|an extraordinary or unusual thing, person, or event; an exceptional example or instance.|
|a printed punctuation mark (‽), available only in some typefaces, designed to combine the question mark (?) and the exclamation point (!), indicating a mixture of query and interjection, as after a rhetorical question.|
Sanger Sang·er (sāng'ər), Frederick. Born 1918.
British biochemist. He won a 1958 Nobel Prize for determining the order of amino acids in the insulin molecule and shared a 1980 Nobel Prize for developing methods for mapping DNA structure and function.
|Sanger (sāng'ər) Pronunciation Key

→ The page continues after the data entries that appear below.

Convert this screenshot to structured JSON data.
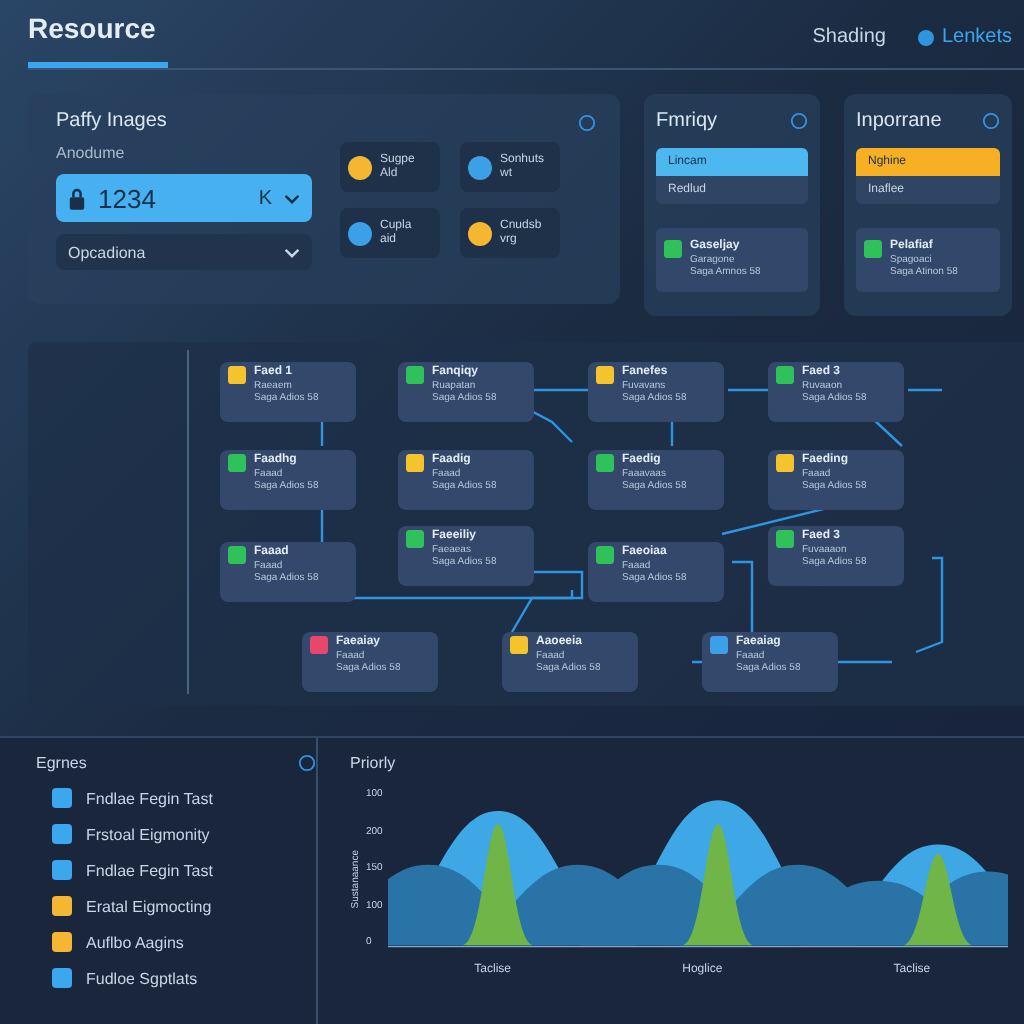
{
  "header": {
    "title": "Resource",
    "links": [
      {
        "label": "Shading",
        "dot": false
      },
      {
        "label": "Lenkets",
        "dot": true
      }
    ]
  },
  "image_panel": {
    "title": "Paffy Inages",
    "field_label": "Anodume",
    "field_value": "1234",
    "field_suffix": "K",
    "dropdown": "Opcadiona",
    "tiles": [
      {
        "title": "Sugpe",
        "sub": "Ald",
        "color": "#f5b731"
      },
      {
        "title": "Sonhuts",
        "sub": "wt",
        "color": "#3ba0e8"
      },
      {
        "title": "Cupla",
        "sub": "aid",
        "color": "#3ba0e8"
      },
      {
        "title": "Cnudsb",
        "sub": "vrg",
        "color": "#f5b731"
      }
    ]
  },
  "status_panels": [
    {
      "title": "Fmriqy",
      "color": "#4db8f0",
      "items": [
        {
          "label": "Lincam",
          "selected": true
        },
        {
          "label": "Redlud",
          "selected": false
        }
      ],
      "card": {
        "title": "Gaseljay",
        "sub": "Garagone",
        "meta": "Saga Amnos 58"
      }
    },
    {
      "title": "Inporrane",
      "color": "#f7b024",
      "items": [
        {
          "label": "Nghine",
          "selected": true
        },
        {
          "label": "Inaflee",
          "selected": false
        }
      ],
      "card": {
        "title": "Pelafiaf",
        "sub": "Spagoaci",
        "meta": "Saga Atinon 58"
      }
    }
  ],
  "diagram": {
    "nodes": [
      {
        "title": "Faed 1",
        "sub": "Raeaem",
        "meta": "Saga Adios 58",
        "color": "#f5c42c"
      },
      {
        "title": "Fanqiqy",
        "sub": "Ruapatan",
        "meta": "Saga Adios 58",
        "color": "#2fc25b"
      },
      {
        "title": "Fanefes",
        "sub": "Fuvavans",
        "meta": "Saga Adios 58",
        "color": "#f5c42c"
      },
      {
        "title": "Faed 3",
        "sub": "Ruvaaon",
        "meta": "Saga Adios 58",
        "color": "#2fc25b"
      },
      {
        "title": "Faadhg",
        "sub": "Faaad",
        "meta": "Saga Adios 58",
        "color": "#2fc25b"
      },
      {
        "title": "Faadig",
        "sub": "Faaad",
        "meta": "Saga Adios 58",
        "color": "#f5c42c"
      },
      {
        "title": "Faedig",
        "sub": "Faaavaas",
        "meta": "Saga Adios 58",
        "color": "#2fc25b"
      },
      {
        "title": "Faeding",
        "sub": "Faaad",
        "meta": "Saga Adios 58",
        "color": "#f5c42c"
      },
      {
        "title": "Faaad",
        "sub": "Faaad",
        "meta": "Saga Adios 58",
        "color": "#2fc25b"
      },
      {
        "title": "Faeeiliy",
        "sub": "Faeaeas",
        "meta": "Saga Adios 58",
        "color": "#2fc25b"
      },
      {
        "title": "Faeoiaa",
        "sub": "Faaad",
        "meta": "Saga Adios 58",
        "color": "#2fc25b"
      },
      {
        "title": "Faed 3",
        "sub": "Fuvaaaon",
        "meta": "Saga Adios 58",
        "color": "#2fc25b"
      },
      {
        "title": "Faeaiay",
        "sub": "Faaad",
        "meta": "Saga Adios 58",
        "color": "#e8466c"
      },
      {
        "title": "Aaoeeia",
        "sub": "Faaad",
        "meta": "Saga Adios 58",
        "color": "#f5c42c"
      },
      {
        "title": "Faeaiag",
        "sub": "Faaad",
        "meta": "Saga Adios 58",
        "color": "#3ba0e8"
      }
    ]
  },
  "legend": {
    "title": "Egrnes",
    "items": [
      {
        "label": "Fndlae Fegin Tast",
        "color": "#3ba7ee"
      },
      {
        "label": "Frstoal Eigmonity",
        "color": "#3ba7ee"
      },
      {
        "label": "Fndlae Fegin Tast",
        "color": "#3ba7ee"
      },
      {
        "label": "Eratal Eigmocting",
        "color": "#f5b731"
      },
      {
        "label": "Auflbo Aagins",
        "color": "#f5b731"
      },
      {
        "label": "Fudloe Sgptlats",
        "color": "#3ba7ee"
      }
    ]
  },
  "chart": {
    "title": "Priorly",
    "ylabel": "Sustanaance",
    "yticks": [
      "100",
      "200",
      "150",
      "100",
      "0"
    ],
    "xlabels": [
      "Taclise",
      "Hoglice",
      "Taclise"
    ]
  }
}
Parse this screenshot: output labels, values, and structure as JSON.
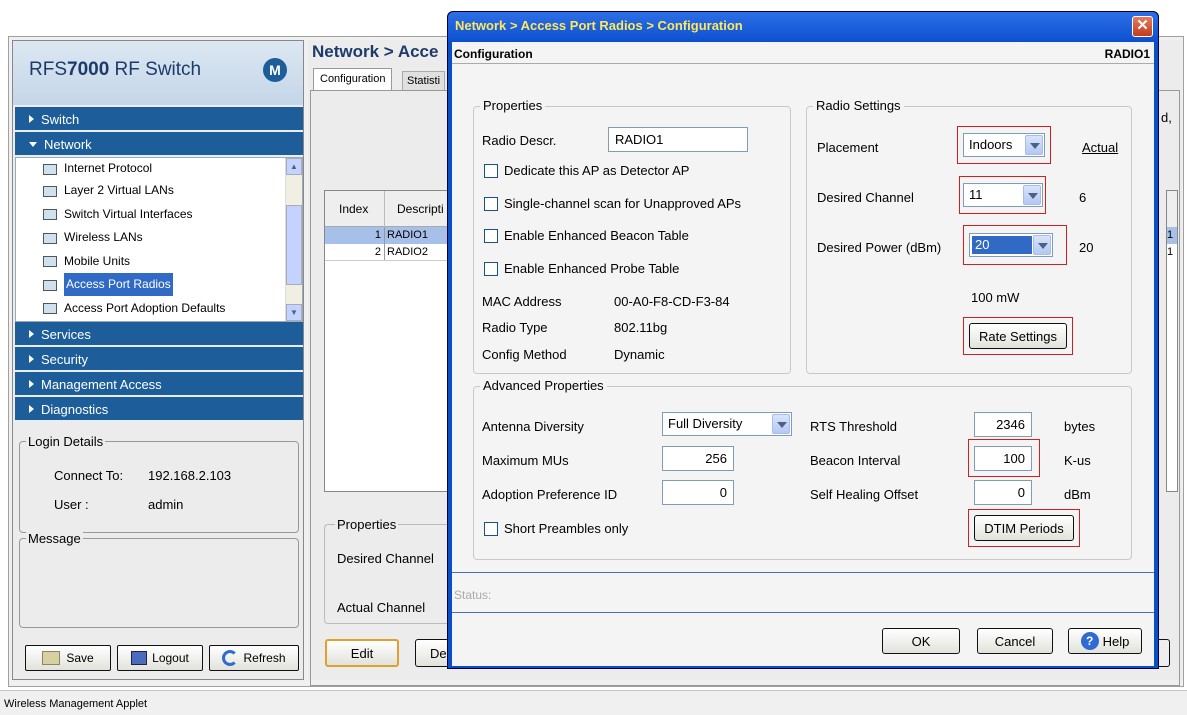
{
  "app": {
    "title": "RFS7000 RF Switch",
    "title_parts": {
      "prefix": "RFS",
      "model": "7000",
      "suffix": " RF Switch"
    },
    "logo_glyph": "M"
  },
  "sidebar": {
    "sections": [
      {
        "label": "Switch"
      },
      {
        "label": "Network"
      },
      {
        "label": "Services"
      },
      {
        "label": "Security"
      },
      {
        "label": "Management Access"
      },
      {
        "label": "Diagnostics"
      }
    ],
    "tree": [
      {
        "label": "Internet Protocol"
      },
      {
        "label": "Layer 2 Virtual LANs"
      },
      {
        "label": "Switch Virtual Interfaces"
      },
      {
        "label": "Wireless LANs"
      },
      {
        "label": "Mobile Units"
      },
      {
        "label": "Access Port Radios"
      },
      {
        "label": "Access Port Adoption Defaults"
      }
    ]
  },
  "login": {
    "legend": "Login Details",
    "connect_label": "Connect To:",
    "connect_value": "192.168.2.103",
    "user_label": "User :",
    "user_value": "admin"
  },
  "message": {
    "legend": "Message"
  },
  "bottom_buttons": {
    "save": "Save",
    "logout": "Logout",
    "refresh": "Refresh"
  },
  "main": {
    "title": "Network > Acce",
    "tabs": [
      "Configuration",
      "Statisti"
    ],
    "table_headers": [
      "Index",
      "Descripti"
    ],
    "rows": [
      {
        "index": "1",
        "desc": "RADIO1"
      },
      {
        "index": "2",
        "desc": "RADIO2"
      }
    ],
    "right_clip_text": "d,",
    "right_cells": [
      "1",
      "1"
    ],
    "properties_legend": "Properties",
    "desired_channel_label": "Desired Channel",
    "actual_channel_label": "Actual Channel",
    "edit_button": "Edit",
    "de_button": "De"
  },
  "dialog": {
    "titlebar": "Network > Access Port Radios > Configuration",
    "header_left": "Configuration",
    "header_right": "RADIO1",
    "properties": {
      "legend": "Properties",
      "radio_descr_label": "Radio Descr.",
      "radio_descr_value": "RADIO1",
      "checkboxes": [
        "Dedicate this AP as Detector AP",
        "Single-channel scan for Unapproved APs",
        "Enable Enhanced Beacon Table",
        "Enable Enhanced Probe Table"
      ],
      "mac_label": "MAC Address",
      "mac_value": "00-A0-F8-CD-F3-84",
      "radio_type_label": "Radio Type",
      "radio_type_value": "802.11bg",
      "config_method_label": "Config Method",
      "config_method_value": "Dynamic"
    },
    "radio_settings": {
      "legend": "Radio Settings",
      "placement_label": "Placement",
      "placement_value": "Indoors",
      "actual_label": "Actual",
      "channel_label": "Desired Channel",
      "channel_value": "11",
      "channel_actual": "6",
      "power_label": "Desired Power (dBm)",
      "power_value": "20",
      "power_actual": "20",
      "power_mw": "100 mW",
      "rate_button": "Rate Settings"
    },
    "advanced": {
      "legend": "Advanced Properties",
      "antenna_label": "Antenna Diversity",
      "antenna_value": "Full Diversity",
      "max_mus_label": "Maximum MUs",
      "max_mus_value": "256",
      "adoption_label": "Adoption Preference ID",
      "adoption_value": "0",
      "short_preambles": "Short Preambles only",
      "rts_label": "RTS Threshold",
      "rts_value": "2346",
      "rts_unit": "bytes",
      "beacon_label": "Beacon Interval",
      "beacon_value": "100",
      "beacon_unit": "K-us",
      "healing_label": "Self Healing Offset",
      "healing_value": "0",
      "healing_unit": "dBm",
      "dtim_button": "DTIM Periods"
    },
    "status_label": "Status:",
    "ok_button": "OK",
    "cancel_button": "Cancel",
    "help_button": "Help"
  },
  "statusbar": {
    "text": "Wireless Management Applet"
  },
  "colors": {
    "sidebar_blue": "#1d5e9a",
    "dialog_border": "#0b4fc7",
    "title_orange": "#ffe85a",
    "highlight_red": "#d02020",
    "selection_blue": "#316ac5"
  }
}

British biochemist who determined the order of amino acids in the insulin molecule, thereby making it possible to manufacture synthetic insulin. For this work, he received the Nobel Prize for chemistry in 1958. In 1980 Sanger received another Nobel Prize for chemistry (jointly with American molecular biologists Paul Berg and Walter Gilbert) for his development of methods for mapping the structure and function of DNA.